• [THE PROBLEM] When you repeat the entries, reproduce each line exactly and omit every picture.

□ □ □

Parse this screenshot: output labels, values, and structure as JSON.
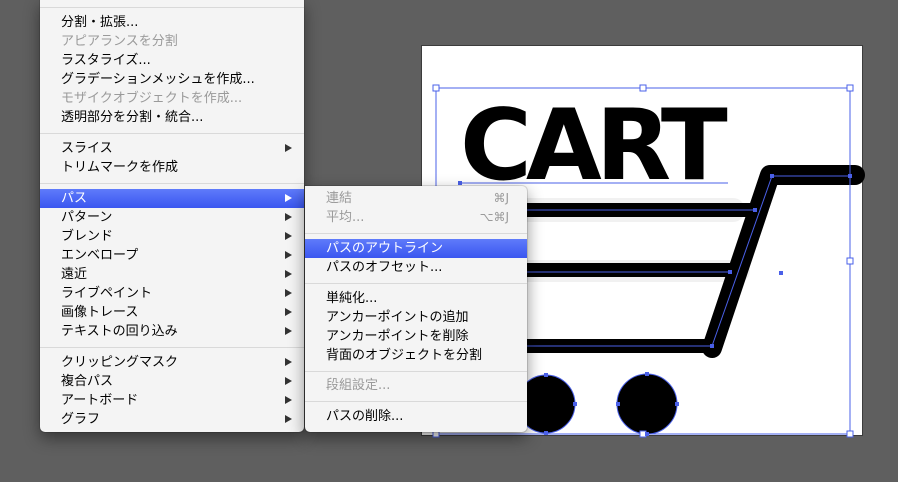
{
  "colors": {
    "desktop": "#5f5f5f",
    "menu_bg": "#f4f4f4",
    "highlight": "#3a56f0",
    "disabled_text": "#9a9a9a",
    "selection": "#4a60e8",
    "art": "#000000"
  },
  "artwork": {
    "title_text": "CART"
  },
  "object_menu": {
    "items": [
      {
        "label": "分割・拡張...",
        "enabled": true
      },
      {
        "label": "アピアランスを分割",
        "enabled": false
      },
      {
        "label": "ラスタライズ...",
        "enabled": true
      },
      {
        "label": "グラデーションメッシュを作成...",
        "enabled": true
      },
      {
        "label": "モザイクオブジェクトを作成...",
        "enabled": false
      },
      {
        "label": "透明部分を分割・統合...",
        "enabled": true
      },
      {
        "label": "スライス",
        "enabled": true,
        "submenu": true
      },
      {
        "label": "トリムマークを作成",
        "enabled": true
      },
      {
        "label": "パス",
        "enabled": true,
        "submenu": true,
        "highlighted": true
      },
      {
        "label": "パターン",
        "enabled": true,
        "submenu": true
      },
      {
        "label": "ブレンド",
        "enabled": true,
        "submenu": true
      },
      {
        "label": "エンベロープ",
        "enabled": true,
        "submenu": true
      },
      {
        "label": "遠近",
        "enabled": true,
        "submenu": true
      },
      {
        "label": "ライブペイント",
        "enabled": true,
        "submenu": true
      },
      {
        "label": "画像トレース",
        "enabled": true,
        "submenu": true
      },
      {
        "label": "テキストの回り込み",
        "enabled": true,
        "submenu": true
      },
      {
        "label": "クリッピングマスク",
        "enabled": true,
        "submenu": true
      },
      {
        "label": "複合パス",
        "enabled": true,
        "submenu": true
      },
      {
        "label": "アートボード",
        "enabled": true,
        "submenu": true
      },
      {
        "label": "グラフ",
        "enabled": true,
        "submenu": true
      }
    ]
  },
  "path_submenu": {
    "items": [
      {
        "label": "連結",
        "shortcut": "⌘J",
        "enabled": false
      },
      {
        "label": "平均...",
        "shortcut": "⌥⌘J",
        "enabled": false
      },
      {
        "label": "パスのアウトライン",
        "enabled": true,
        "highlighted": true
      },
      {
        "label": "パスのオフセット...",
        "enabled": true
      },
      {
        "label": "単純化...",
        "enabled": true
      },
      {
        "label": "アンカーポイントの追加",
        "enabled": true
      },
      {
        "label": "アンカーポイントを削除",
        "enabled": true
      },
      {
        "label": "背面のオブジェクトを分割",
        "enabled": true
      },
      {
        "label": "段組設定...",
        "enabled": false
      },
      {
        "label": "パスの削除...",
        "enabled": true
      }
    ]
  }
}
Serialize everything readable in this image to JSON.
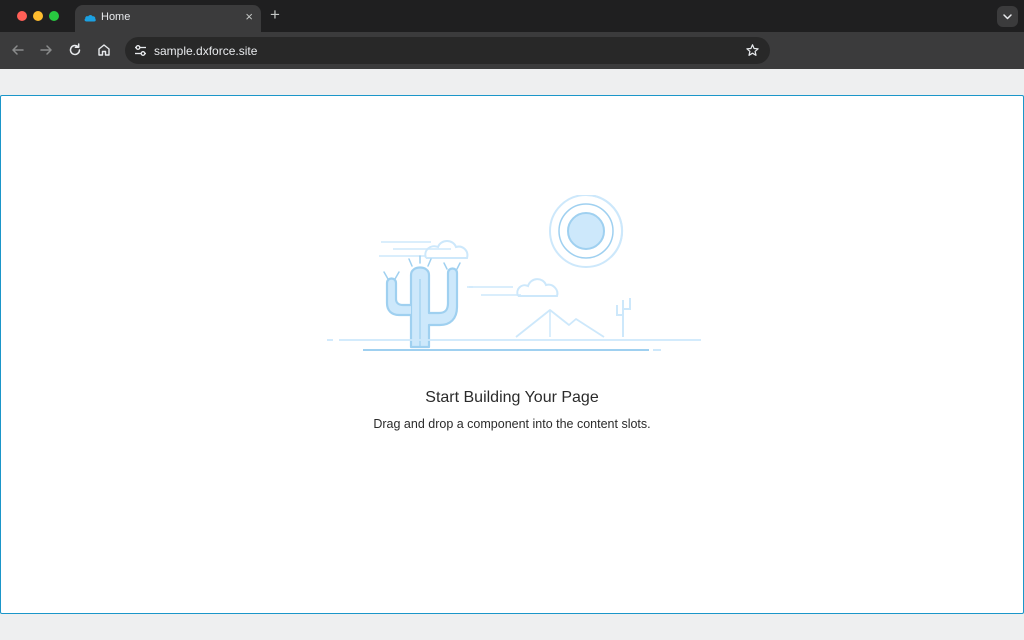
{
  "browser": {
    "tab": {
      "title": "Home",
      "close_glyph": "×",
      "favicon": "cloud-icon"
    },
    "new_tab_glyph": "+",
    "url": "sample.dxforce.site"
  },
  "content": {
    "title": "Start Building Your Page",
    "subtitle": "Drag and drop a component into the content slots."
  },
  "colors": {
    "accent_border": "#1b96c9",
    "illustration_fill": "#cde8fb",
    "illustration_stroke": "#9fd0f0"
  }
}
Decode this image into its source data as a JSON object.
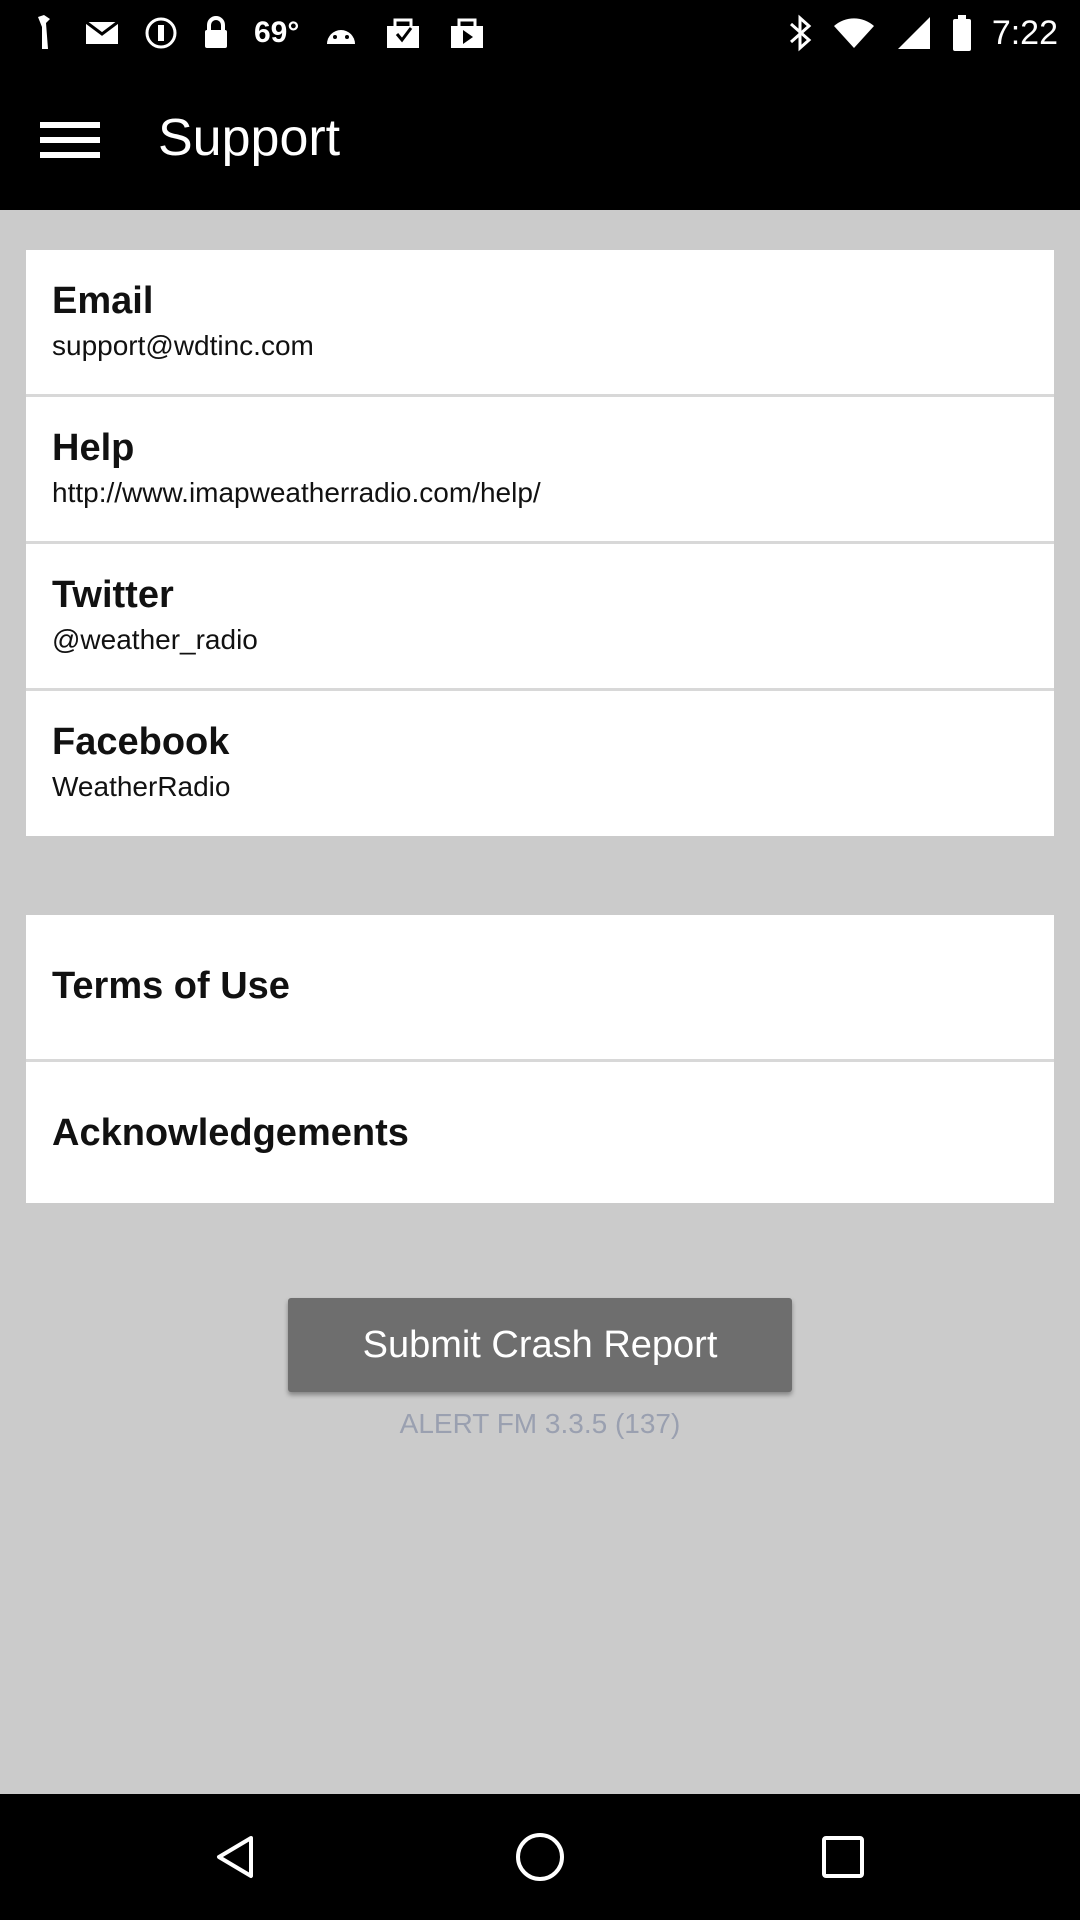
{
  "status_bar": {
    "temperature": "69°",
    "time": "7:22",
    "icons": [
      "bird-icon",
      "mail-icon",
      "do-not-disturb-icon",
      "lock-icon",
      "android-icon",
      "download-icon",
      "play-store-icon",
      "bluetooth-icon",
      "wifi-icon",
      "signal-icon",
      "battery-icon"
    ]
  },
  "app_bar": {
    "title": "Support",
    "menu_icon": "hamburger-menu-icon"
  },
  "contact_items": [
    {
      "title": "Email",
      "subtitle": "support@wdtinc.com"
    },
    {
      "title": "Help",
      "subtitle": "http://www.imapweatherradio.com/help/"
    },
    {
      "title": "Twitter",
      "subtitle": "@weather_radio"
    },
    {
      "title": "Facebook",
      "subtitle": "WeatherRadio"
    }
  ],
  "legal_items": [
    {
      "title": "Terms of Use"
    },
    {
      "title": "Acknowledgements"
    }
  ],
  "crash_button_label": "Submit Crash Report",
  "version_text": "ALERT FM 3.3.5 (137)",
  "nav": [
    "back-icon",
    "home-icon",
    "recents-icon"
  ],
  "colors": {
    "bar_background": "#000000",
    "page_background": "#cbcbcb",
    "button_background": "#6e6e6e",
    "version_text": "#9aa0b0"
  }
}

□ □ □

• [RESPONSE BELOW]
Parse this screenshot: output labels, values, and structure as JSON.
{
  "colors": {
    "desktop": "#5f5f5f",
    "menu_bg": "#f4f4f4",
    "highlight": "#3a56f0",
    "disabled_text": "#9a9a9a",
    "selection": "#4a60e8",
    "art": "#000000"
  },
  "artwork": {
    "title_text": "CART"
  },
  "object_menu": {
    "items": [
      {
        "label": "分割・拡張...",
        "enabled": true
      },
      {
        "label": "アピアランスを分割",
        "enabled": false
      },
      {
        "label": "ラスタライズ...",
        "enabled": true
      },
      {
        "label": "グラデーションメッシュを作成...",
        "enabled": true
      },
      {
        "label": "モザイクオブジェクトを作成...",
        "enabled": false
      },
      {
        "label": "透明部分を分割・統合...",
        "enabled": true
      },
      {
        "label": "スライス",
        "enabled": true,
        "submenu": true
      },
      {
        "label": "トリムマークを作成",
        "enabled": true
      },
      {
        "label": "パス",
        "enabled": true,
        "submenu": true,
        "highlighted": true
      },
      {
        "label": "パターン",
        "enabled": true,
        "submenu": true
      },
      {
        "label": "ブレンド",
        "enabled": true,
        "submenu": true
      },
      {
        "label": "エンベロープ",
        "enabled": true,
        "submenu": true
      },
      {
        "label": "遠近",
        "enabled": true,
        "submenu": true
      },
      {
        "label": "ライブペイント",
        "enabled": true,
        "submenu": true
      },
      {
        "label": "画像トレース",
        "enabled": true,
        "submenu": true
      },
      {
        "label": "テキストの回り込み",
        "enabled": true,
        "submenu": true
      },
      {
        "label": "クリッピングマスク",
        "enabled": true,
        "submenu": true
      },
      {
        "label": "複合パス",
        "enabled": true,
        "submenu": true
      },
      {
        "label": "アートボード",
        "enabled": true,
        "submenu": true
      },
      {
        "label": "グラフ",
        "enabled": true,
        "submenu": true
      }
    ]
  },
  "path_submenu": {
    "items": [
      {
        "label": "連結",
        "shortcut": "⌘J",
        "enabled": false
      },
      {
        "label": "平均...",
        "shortcut": "⌥⌘J",
        "enabled": false
      },
      {
        "label": "パスのアウトライン",
        "enabled": true,
        "highlighted": true
      },
      {
        "label": "パスのオフセット...",
        "enabled": true
      },
      {
        "label": "単純化...",
        "enabled": true
      },
      {
        "label": "アンカーポイントの追加",
        "enabled": true
      },
      {
        "label": "アンカーポイントを削除",
        "enabled": true
      },
      {
        "label": "背面のオブジェクトを分割",
        "enabled": true
      },
      {
        "label": "段組設定...",
        "enabled": false
      },
      {
        "label": "パスの削除...",
        "enabled": true
      }
    ]
  }
}
Serialize everything readable in this image to JSON.
{
  "browser": {
    "tab": {
      "title": "Home",
      "close_glyph": "×",
      "favicon": "cloud-icon"
    },
    "new_tab_glyph": "+",
    "url": "sample.dxforce.site"
  },
  "content": {
    "title": "Start Building Your Page",
    "subtitle": "Drag and drop a component into the content slots."
  },
  "colors": {
    "accent_border": "#1b96c9",
    "illustration_fill": "#cde8fb",
    "illustration_stroke": "#9fd0f0"
  }
}
Decode this image into its source data as a JSON object.
{
  "status_bar": {
    "temperature": "69°",
    "time": "7:22",
    "icons": [
      "bird-icon",
      "mail-icon",
      "do-not-disturb-icon",
      "lock-icon",
      "android-icon",
      "download-icon",
      "play-store-icon",
      "bluetooth-icon",
      "wifi-icon",
      "signal-icon",
      "battery-icon"
    ]
  },
  "app_bar": {
    "title": "Support",
    "menu_icon": "hamburger-menu-icon"
  },
  "contact_items": [
    {
      "title": "Email",
      "subtitle": "support@wdtinc.com"
    },
    {
      "title": "Help",
      "subtitle": "http://www.imapweatherradio.com/help/"
    },
    {
      "title": "Twitter",
      "subtitle": "@weather_radio"
    },
    {
      "title": "Facebook",
      "subtitle": "WeatherRadio"
    }
  ],
  "legal_items": [
    {
      "title": "Terms of Use"
    },
    {
      "title": "Acknowledgements"
    }
  ],
  "crash_button_label": "Submit Crash Report",
  "version_text": "ALERT FM 3.3.5 (137)",
  "nav": [
    "back-icon",
    "home-icon",
    "recents-icon"
  ],
  "colors": {
    "bar_background": "#000000",
    "page_background": "#cbcbcb",
    "button_background": "#6e6e6e",
    "version_text": "#9aa0b0"
  }
}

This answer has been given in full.